(Website and app data records)

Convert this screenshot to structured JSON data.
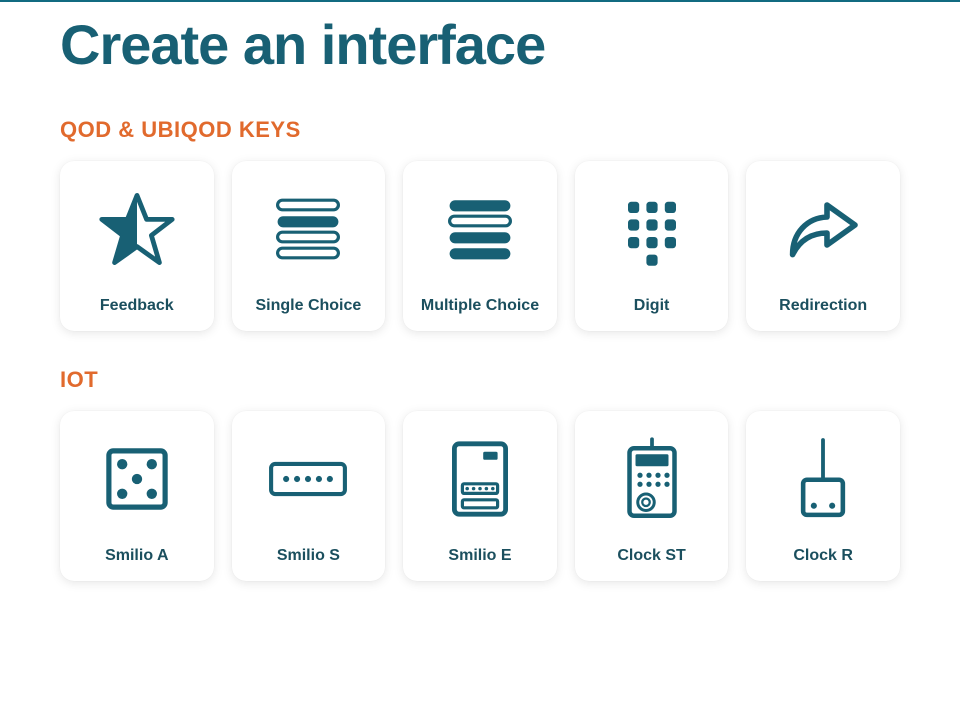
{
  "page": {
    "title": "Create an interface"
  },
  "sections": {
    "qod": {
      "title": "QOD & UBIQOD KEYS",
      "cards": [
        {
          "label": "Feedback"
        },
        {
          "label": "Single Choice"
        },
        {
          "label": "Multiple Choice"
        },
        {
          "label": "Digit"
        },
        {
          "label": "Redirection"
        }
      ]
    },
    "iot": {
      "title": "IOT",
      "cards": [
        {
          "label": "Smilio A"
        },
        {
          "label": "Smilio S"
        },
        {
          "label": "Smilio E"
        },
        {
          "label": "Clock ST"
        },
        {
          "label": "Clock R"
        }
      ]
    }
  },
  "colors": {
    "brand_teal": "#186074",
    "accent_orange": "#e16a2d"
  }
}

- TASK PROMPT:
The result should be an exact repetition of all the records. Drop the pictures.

- OUTPUT:
Convert this screenshot to structured JSON data.
{
  "page": {
    "title": "Create an interface"
  },
  "sections": {
    "qod": {
      "title": "QOD & UBIQOD KEYS",
      "cards": [
        {
          "label": "Feedback"
        },
        {
          "label": "Single Choice"
        },
        {
          "label": "Multiple Choice"
        },
        {
          "label": "Digit"
        },
        {
          "label": "Redirection"
        }
      ]
    },
    "iot": {
      "title": "IOT",
      "cards": [
        {
          "label": "Smilio A"
        },
        {
          "label": "Smilio S"
        },
        {
          "label": "Smilio E"
        },
        {
          "label": "Clock ST"
        },
        {
          "label": "Clock R"
        }
      ]
    }
  },
  "colors": {
    "brand_teal": "#186074",
    "accent_orange": "#e16a2d"
  }
}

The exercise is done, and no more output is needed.